:: TASK REQUIREMENTS ::
Report how many lines in the records below contain the word "value". Nothing else belongs in the answer.

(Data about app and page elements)
BEGIN

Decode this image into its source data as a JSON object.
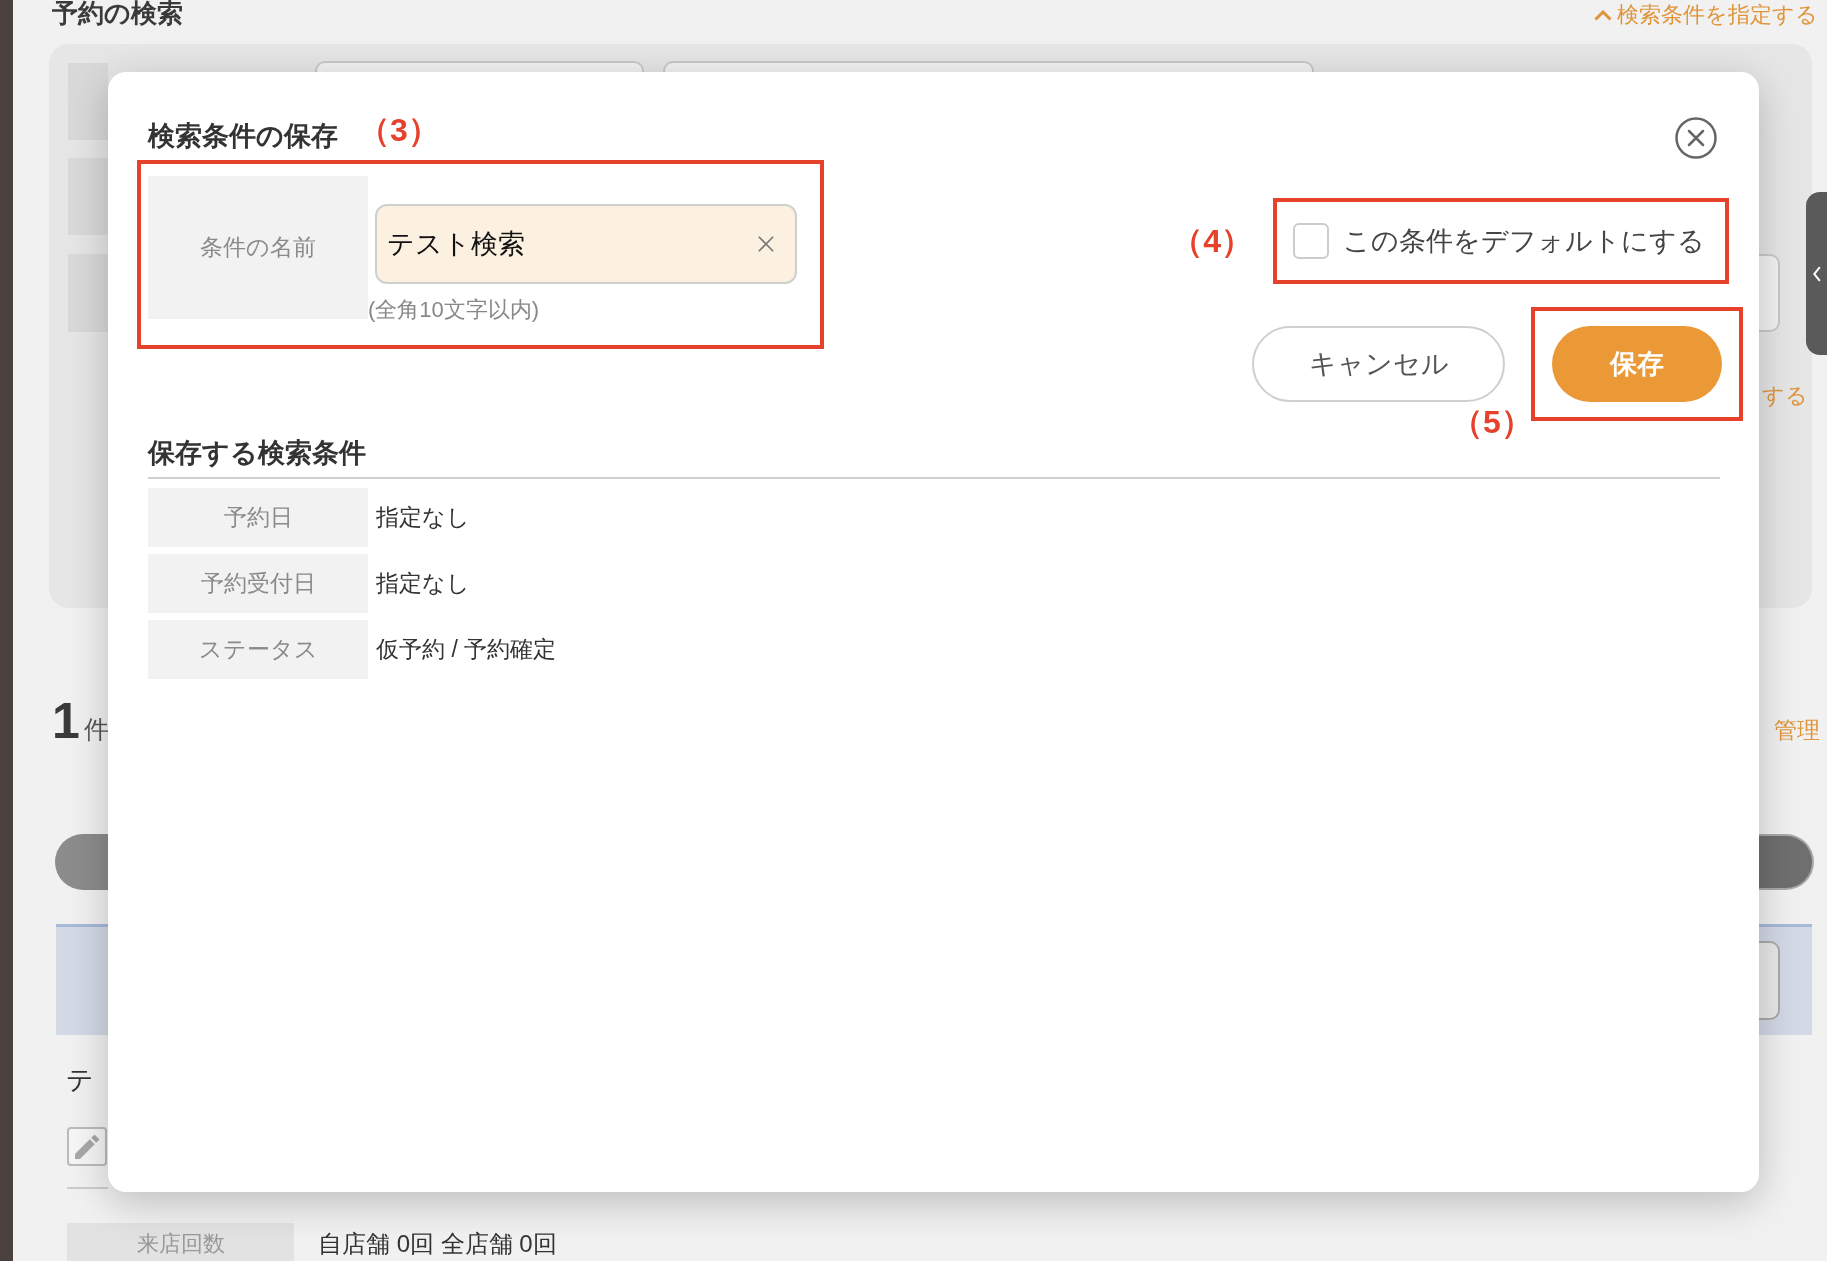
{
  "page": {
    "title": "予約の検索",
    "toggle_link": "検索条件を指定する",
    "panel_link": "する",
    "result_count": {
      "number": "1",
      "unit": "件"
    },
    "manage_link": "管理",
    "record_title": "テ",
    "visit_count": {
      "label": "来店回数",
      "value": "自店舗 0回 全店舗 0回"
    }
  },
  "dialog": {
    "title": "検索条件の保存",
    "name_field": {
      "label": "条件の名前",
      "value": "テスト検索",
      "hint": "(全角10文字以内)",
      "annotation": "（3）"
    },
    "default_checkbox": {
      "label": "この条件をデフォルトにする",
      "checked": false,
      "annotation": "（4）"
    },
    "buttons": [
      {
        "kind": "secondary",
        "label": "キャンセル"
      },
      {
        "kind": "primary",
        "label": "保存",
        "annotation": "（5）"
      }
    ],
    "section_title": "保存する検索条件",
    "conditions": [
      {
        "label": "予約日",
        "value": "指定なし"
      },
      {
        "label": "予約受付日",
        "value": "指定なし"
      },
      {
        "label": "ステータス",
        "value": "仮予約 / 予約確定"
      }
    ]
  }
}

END

:: THE COMPLETED TASK ::
5